MAE: Or using the right language to communicate it.
CASEY: Right, right. And that’s its own skill. That's trainable, too thankfully. But we don't usually train engineers in that, traditionally. Engineers don't receive that training unless they go out of their way for it. PMs and designers, too, honestly. Like the stakeholder communication, everybody can work on.
CASEY: That's true.
MAE: Communication. Everyone can, or not. Yes. [laughs]
I learned the phrase indie today. I have never heard it and I really like it! It makes me feel cool inside and so love and – [overtalk]
CASEY: Yeah, I have no record label, or I am my own record label, perhaps.
CASEY: I've got one. I like the idea of having a Patreon, not to make money, but to have to help inspire yourself and I know a lot of friends have had Patreons with low income from it and they were actually upset about it. So I want to go back to those friends and say, “Look, this prove some people find value in what you're doing.” Like the social impact. I might make my own even. Thank you.
MAE: I know I might do it too. It's good. That's good.
CHELSEA: Absolutely. Highly recommended.
One thing that I want to take away is the exercise, Casey, that you were talking about of tallying up all of the different things that a given position contributes in terms of a person's needs. Because I think that an exercise like that would be extremely helpful for, for example, some of my students who are getting their very first tech jobs. Students receive a very one-dimensional message about the way that tech employment goes. It tends to put set of five companies that show remain unnamed front and center, which whatever, but I would like them to be aware of the other options. And there is a very particular way of gauging the value of a tech position that I believe includes fewer dimensions than people should probably consider for the health of their career long-term and not only the health of their career, but also their health in their career.

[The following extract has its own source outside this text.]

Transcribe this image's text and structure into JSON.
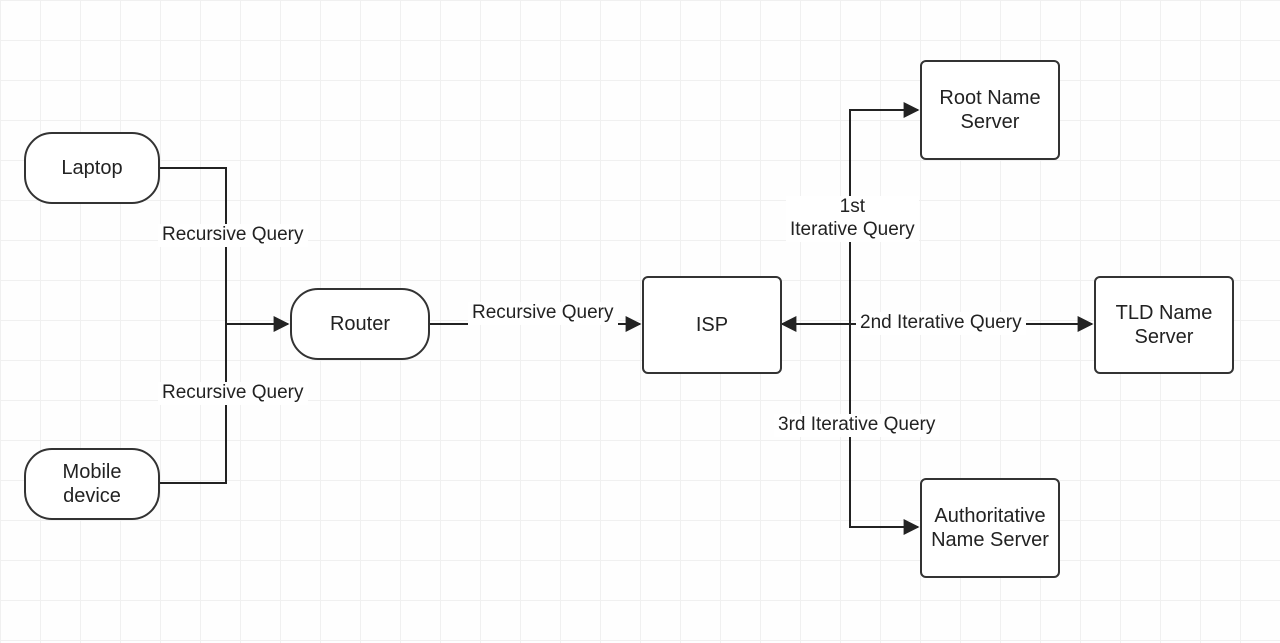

CASEY: One more parting thought I want to share for anyone is you need support for your career growth, for your happiness. If you're going to be a consultant, you need support for that. Find support in individuals and communities, you deserve that support and you can be that support for the people who are supporting you! It can be mutual. They need that, too.Support Greater Than Code